* Assigned task
Scan the entries for the word "true" and return every line that has it.

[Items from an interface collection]
BEGIN
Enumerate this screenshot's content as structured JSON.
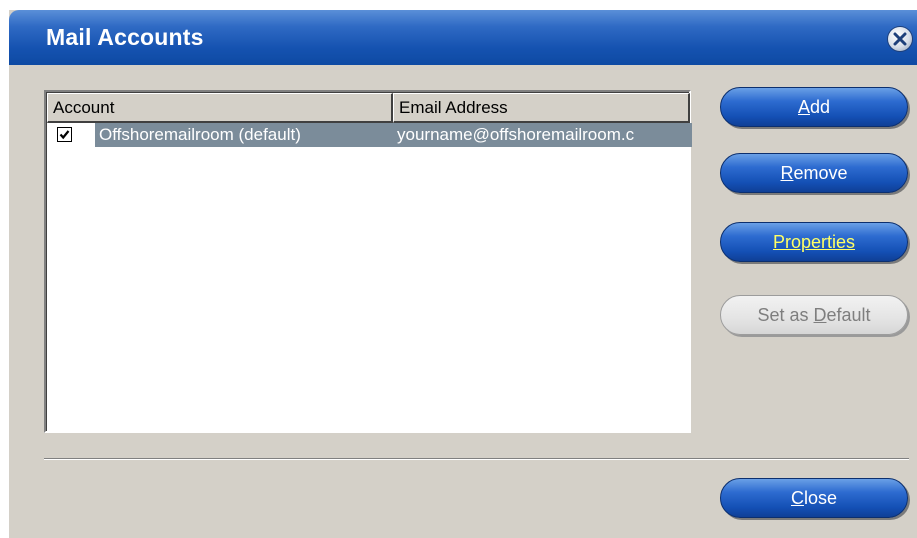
{
  "window": {
    "title": "Mail Accounts"
  },
  "list": {
    "columns": [
      "Account",
      "Email Address"
    ],
    "rows": [
      {
        "checked": true,
        "account": "Offshoremailroom (default)",
        "email": "yourname@offshoremailroom.c",
        "selected": true
      }
    ]
  },
  "buttons": {
    "add": {
      "label": "dd",
      "mnemonic": "A",
      "enabled": true
    },
    "remove": {
      "label": "emove",
      "mnemonic": "R",
      "enabled": true
    },
    "properties": {
      "label": "Properties",
      "enabled": true,
      "highlighted": true
    },
    "set_default": {
      "prefix": "Set as ",
      "mnemonic": "D",
      "suffix": "efault",
      "enabled": false
    },
    "close": {
      "label": "lose",
      "mnemonic": "C",
      "enabled": true
    }
  },
  "colors": {
    "title_bar": "#1552b0",
    "dialog_bg": "#d4d0c8",
    "selection": "#7b8c9a",
    "highlight_text": "#ffff66"
  },
  "icons": {
    "close": "close-x-icon",
    "checkbox": "checkmark-icon"
  }
}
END
* Answer for this exercise
        "checked": true,
        "selected": true
      "enabled": true
      "enabled": true
      "enabled": true,
      "highlighted": true
      "enabled": true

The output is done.